■ Work item
Whenever the string "Options" appears in a line of the listing below, that line counts. Say how many lines count, and give nothing else.
--- Data to process Enclosed Below ---
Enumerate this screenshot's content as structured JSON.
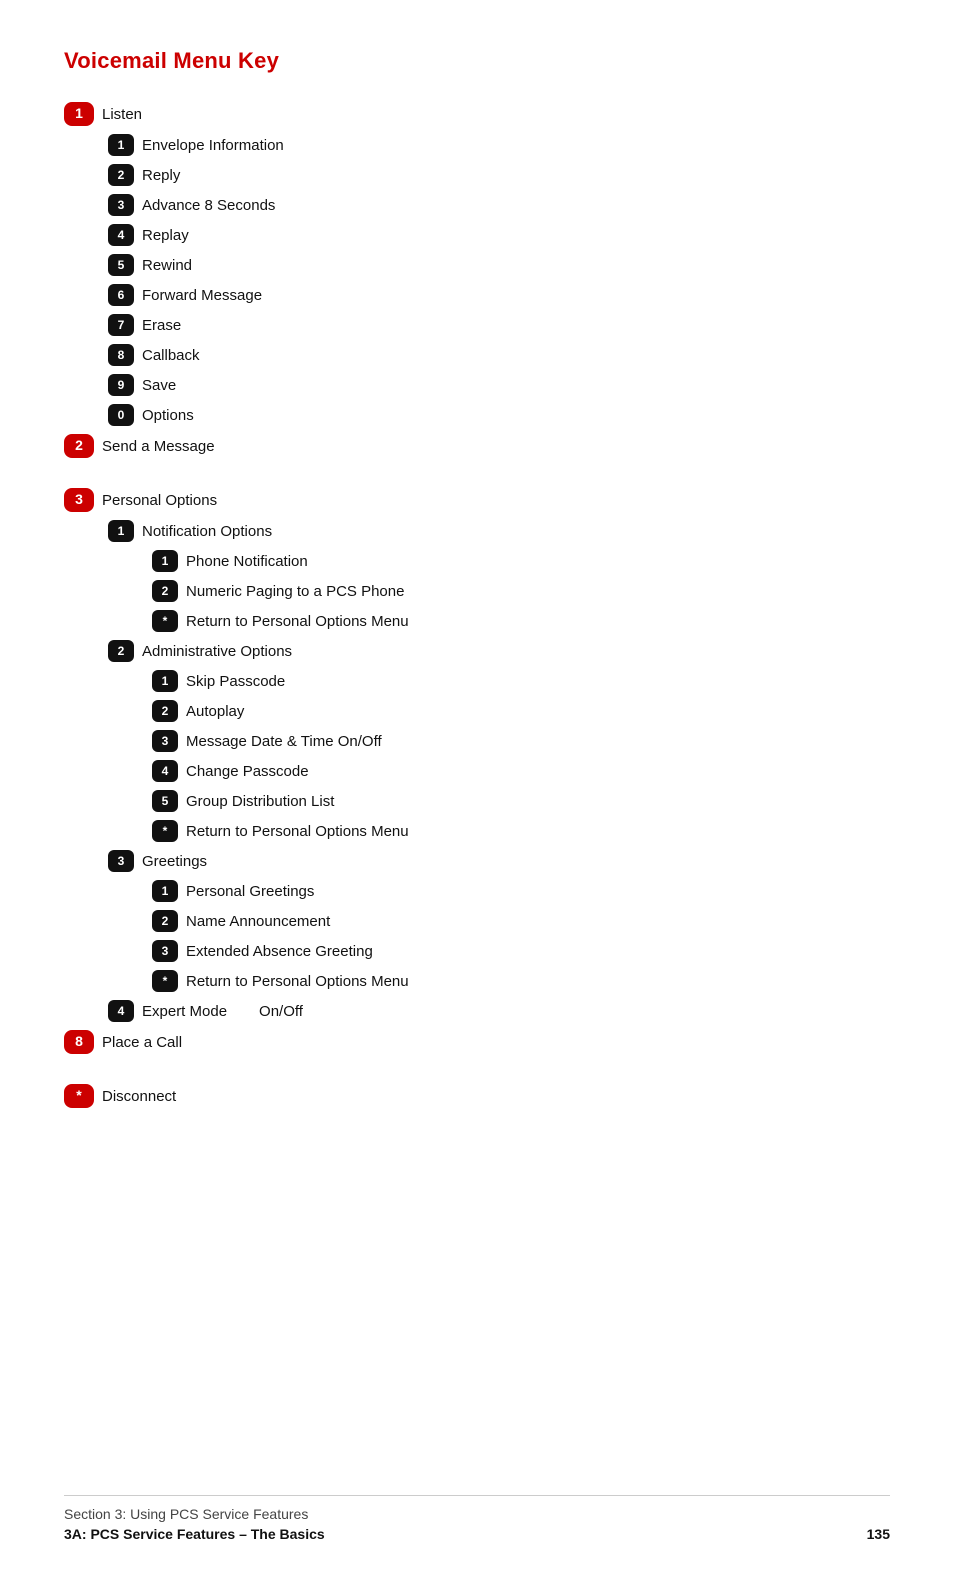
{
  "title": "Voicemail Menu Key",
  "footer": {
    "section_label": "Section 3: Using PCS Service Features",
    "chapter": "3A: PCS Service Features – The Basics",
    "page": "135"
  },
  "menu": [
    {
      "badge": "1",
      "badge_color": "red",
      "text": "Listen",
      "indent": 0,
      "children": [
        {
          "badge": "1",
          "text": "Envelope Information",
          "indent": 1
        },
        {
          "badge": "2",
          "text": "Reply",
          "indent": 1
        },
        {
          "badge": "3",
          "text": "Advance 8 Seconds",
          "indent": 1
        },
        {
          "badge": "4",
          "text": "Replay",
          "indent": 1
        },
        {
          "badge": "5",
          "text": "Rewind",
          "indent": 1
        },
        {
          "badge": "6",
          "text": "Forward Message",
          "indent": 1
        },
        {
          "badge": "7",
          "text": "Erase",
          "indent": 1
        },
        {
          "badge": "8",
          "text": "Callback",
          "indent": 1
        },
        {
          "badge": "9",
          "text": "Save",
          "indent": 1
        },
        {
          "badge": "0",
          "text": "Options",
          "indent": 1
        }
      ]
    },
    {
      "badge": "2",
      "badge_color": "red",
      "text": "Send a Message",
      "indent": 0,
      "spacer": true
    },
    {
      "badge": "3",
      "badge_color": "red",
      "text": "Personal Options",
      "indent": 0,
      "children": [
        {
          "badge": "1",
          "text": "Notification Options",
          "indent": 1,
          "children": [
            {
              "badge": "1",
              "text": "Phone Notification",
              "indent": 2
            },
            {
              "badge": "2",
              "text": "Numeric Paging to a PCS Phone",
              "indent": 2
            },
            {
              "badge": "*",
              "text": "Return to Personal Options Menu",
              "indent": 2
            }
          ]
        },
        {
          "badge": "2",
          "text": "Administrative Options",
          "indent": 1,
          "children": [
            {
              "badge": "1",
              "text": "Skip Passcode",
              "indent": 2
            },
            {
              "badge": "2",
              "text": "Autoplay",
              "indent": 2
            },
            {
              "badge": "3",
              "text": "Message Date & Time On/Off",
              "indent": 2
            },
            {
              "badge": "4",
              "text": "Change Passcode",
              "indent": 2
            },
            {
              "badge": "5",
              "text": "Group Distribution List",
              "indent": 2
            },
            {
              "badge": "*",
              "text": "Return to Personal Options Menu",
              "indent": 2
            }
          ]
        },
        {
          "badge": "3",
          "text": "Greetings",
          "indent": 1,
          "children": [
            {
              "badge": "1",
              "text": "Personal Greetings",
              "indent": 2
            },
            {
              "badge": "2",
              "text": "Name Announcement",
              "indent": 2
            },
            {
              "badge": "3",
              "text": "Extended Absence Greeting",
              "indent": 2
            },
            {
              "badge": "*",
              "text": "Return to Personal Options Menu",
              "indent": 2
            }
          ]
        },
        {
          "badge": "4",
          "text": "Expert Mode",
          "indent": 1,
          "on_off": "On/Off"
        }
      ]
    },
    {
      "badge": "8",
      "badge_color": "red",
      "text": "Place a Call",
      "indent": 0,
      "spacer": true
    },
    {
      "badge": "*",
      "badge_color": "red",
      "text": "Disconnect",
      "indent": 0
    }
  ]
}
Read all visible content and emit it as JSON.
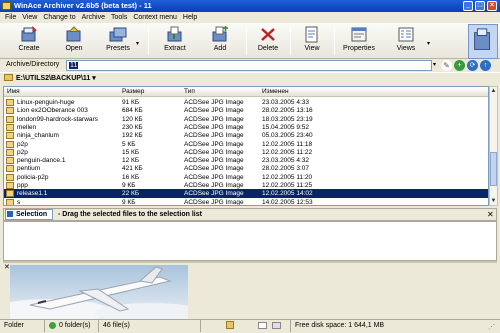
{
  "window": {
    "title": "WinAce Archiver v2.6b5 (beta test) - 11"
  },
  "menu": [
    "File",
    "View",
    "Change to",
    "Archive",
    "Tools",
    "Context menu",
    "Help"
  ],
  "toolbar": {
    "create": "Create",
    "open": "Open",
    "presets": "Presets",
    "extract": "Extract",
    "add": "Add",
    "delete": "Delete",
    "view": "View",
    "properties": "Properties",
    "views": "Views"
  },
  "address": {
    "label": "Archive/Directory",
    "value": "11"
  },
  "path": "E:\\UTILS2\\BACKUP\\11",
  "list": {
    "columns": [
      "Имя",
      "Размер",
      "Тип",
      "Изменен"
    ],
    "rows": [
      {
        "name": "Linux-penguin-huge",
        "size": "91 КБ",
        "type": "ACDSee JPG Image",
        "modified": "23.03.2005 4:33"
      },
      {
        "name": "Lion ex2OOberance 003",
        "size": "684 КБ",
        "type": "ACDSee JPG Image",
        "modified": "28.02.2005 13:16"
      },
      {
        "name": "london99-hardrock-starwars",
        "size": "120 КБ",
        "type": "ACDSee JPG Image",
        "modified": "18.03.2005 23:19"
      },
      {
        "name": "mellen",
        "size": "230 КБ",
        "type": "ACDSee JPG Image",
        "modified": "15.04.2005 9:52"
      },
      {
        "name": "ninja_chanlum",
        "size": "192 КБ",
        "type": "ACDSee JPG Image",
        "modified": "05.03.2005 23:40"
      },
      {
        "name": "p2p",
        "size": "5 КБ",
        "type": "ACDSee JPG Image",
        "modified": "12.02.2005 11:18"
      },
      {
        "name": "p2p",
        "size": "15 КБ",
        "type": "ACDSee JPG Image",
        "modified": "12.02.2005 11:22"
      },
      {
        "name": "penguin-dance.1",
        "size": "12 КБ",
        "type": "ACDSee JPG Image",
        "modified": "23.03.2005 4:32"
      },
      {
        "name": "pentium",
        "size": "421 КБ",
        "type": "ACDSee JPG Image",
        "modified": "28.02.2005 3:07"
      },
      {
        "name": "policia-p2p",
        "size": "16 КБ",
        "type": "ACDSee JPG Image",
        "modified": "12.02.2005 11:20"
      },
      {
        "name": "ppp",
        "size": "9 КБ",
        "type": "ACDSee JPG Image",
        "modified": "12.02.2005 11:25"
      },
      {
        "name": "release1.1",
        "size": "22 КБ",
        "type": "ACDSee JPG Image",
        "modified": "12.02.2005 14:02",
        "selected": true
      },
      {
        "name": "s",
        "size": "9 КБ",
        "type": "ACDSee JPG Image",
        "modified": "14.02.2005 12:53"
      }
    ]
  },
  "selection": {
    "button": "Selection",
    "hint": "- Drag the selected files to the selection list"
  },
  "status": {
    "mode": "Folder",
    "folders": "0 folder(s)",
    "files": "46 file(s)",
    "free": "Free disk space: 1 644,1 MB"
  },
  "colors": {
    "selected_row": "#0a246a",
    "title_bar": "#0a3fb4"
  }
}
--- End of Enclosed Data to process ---
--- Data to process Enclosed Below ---
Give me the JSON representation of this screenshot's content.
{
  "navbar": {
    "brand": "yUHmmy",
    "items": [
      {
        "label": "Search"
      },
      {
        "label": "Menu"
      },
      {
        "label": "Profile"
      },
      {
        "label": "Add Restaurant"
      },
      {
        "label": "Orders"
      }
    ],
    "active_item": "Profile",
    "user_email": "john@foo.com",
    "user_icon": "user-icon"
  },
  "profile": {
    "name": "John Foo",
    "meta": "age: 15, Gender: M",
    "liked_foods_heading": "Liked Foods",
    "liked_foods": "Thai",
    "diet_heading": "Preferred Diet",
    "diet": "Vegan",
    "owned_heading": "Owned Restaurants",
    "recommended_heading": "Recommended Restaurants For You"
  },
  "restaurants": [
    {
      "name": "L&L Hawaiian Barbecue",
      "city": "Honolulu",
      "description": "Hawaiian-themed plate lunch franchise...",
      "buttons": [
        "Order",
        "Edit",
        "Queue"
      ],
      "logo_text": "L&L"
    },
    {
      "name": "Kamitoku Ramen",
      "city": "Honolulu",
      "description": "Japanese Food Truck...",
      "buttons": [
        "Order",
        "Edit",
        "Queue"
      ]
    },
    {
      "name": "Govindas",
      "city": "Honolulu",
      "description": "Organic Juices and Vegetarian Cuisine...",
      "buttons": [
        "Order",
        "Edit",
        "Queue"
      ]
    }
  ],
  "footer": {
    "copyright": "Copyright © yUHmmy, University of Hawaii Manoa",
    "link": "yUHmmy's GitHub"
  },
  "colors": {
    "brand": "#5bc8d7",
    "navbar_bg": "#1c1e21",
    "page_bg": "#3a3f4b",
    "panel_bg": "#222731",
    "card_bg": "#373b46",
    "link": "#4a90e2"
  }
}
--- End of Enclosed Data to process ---
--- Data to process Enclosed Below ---
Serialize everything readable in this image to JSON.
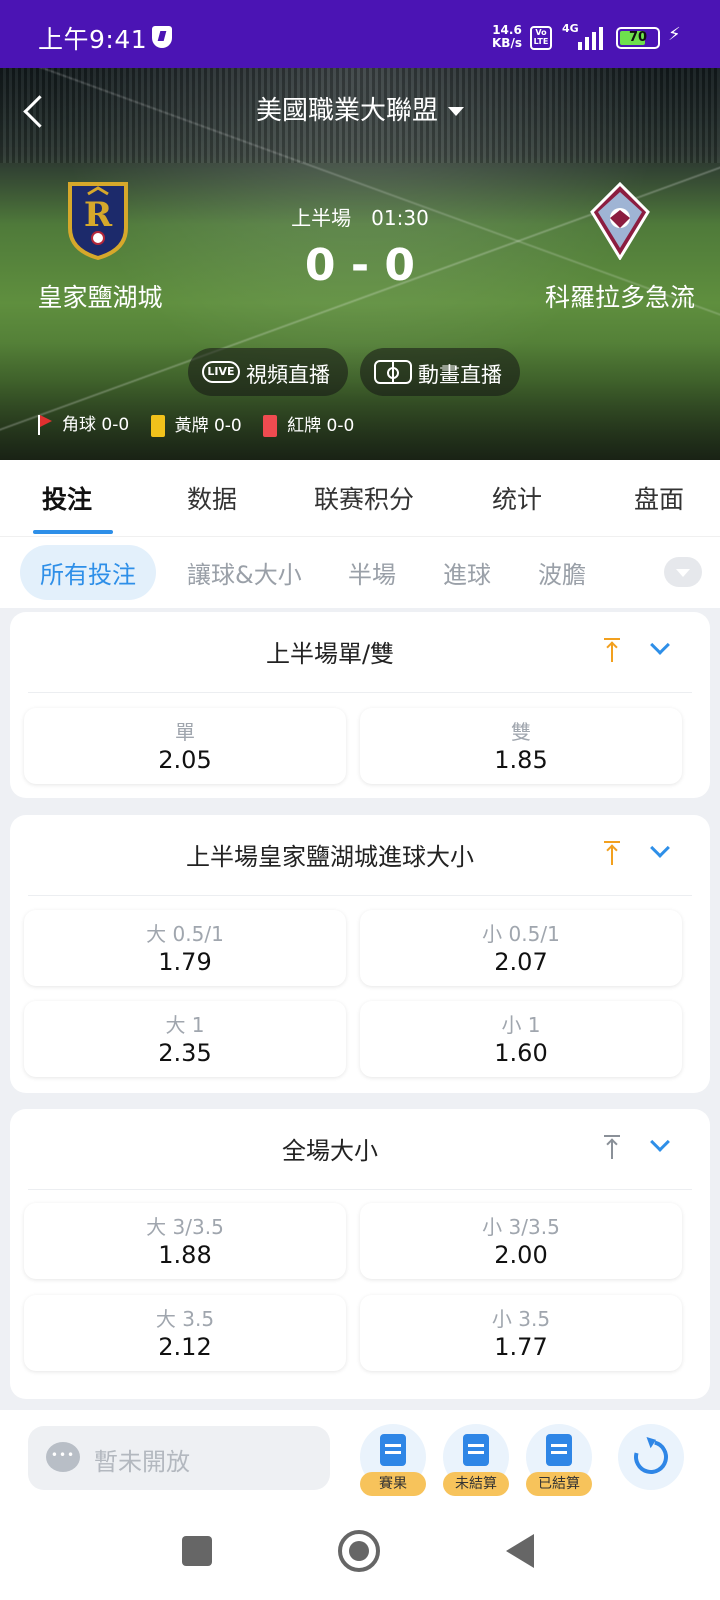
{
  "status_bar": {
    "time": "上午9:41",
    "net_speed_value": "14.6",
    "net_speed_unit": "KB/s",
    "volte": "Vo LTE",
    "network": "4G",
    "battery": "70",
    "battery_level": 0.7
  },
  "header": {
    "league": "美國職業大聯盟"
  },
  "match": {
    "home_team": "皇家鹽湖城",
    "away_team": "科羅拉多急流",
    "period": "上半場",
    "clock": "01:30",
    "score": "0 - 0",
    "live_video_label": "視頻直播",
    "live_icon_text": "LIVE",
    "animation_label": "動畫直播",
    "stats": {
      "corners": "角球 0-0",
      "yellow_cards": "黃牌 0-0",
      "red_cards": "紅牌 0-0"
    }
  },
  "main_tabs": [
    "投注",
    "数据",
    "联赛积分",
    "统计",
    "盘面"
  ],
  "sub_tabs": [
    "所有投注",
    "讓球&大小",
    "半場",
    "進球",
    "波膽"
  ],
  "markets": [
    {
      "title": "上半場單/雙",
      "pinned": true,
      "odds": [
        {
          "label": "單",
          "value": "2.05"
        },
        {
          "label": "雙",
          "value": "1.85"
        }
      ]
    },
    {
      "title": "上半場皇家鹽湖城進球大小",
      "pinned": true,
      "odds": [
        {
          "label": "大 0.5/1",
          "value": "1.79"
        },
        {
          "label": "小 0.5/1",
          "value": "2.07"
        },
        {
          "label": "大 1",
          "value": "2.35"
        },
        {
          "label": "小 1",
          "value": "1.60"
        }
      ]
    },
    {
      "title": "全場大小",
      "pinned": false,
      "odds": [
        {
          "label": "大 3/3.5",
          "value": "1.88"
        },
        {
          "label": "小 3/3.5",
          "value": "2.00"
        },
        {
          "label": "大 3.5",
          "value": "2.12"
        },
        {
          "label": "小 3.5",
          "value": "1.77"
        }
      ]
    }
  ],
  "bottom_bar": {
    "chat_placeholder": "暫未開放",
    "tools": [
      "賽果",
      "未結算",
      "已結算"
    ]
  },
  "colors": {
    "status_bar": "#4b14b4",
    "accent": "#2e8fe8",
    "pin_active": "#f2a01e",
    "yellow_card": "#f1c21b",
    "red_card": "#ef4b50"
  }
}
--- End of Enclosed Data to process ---
■ Solution for this problem
7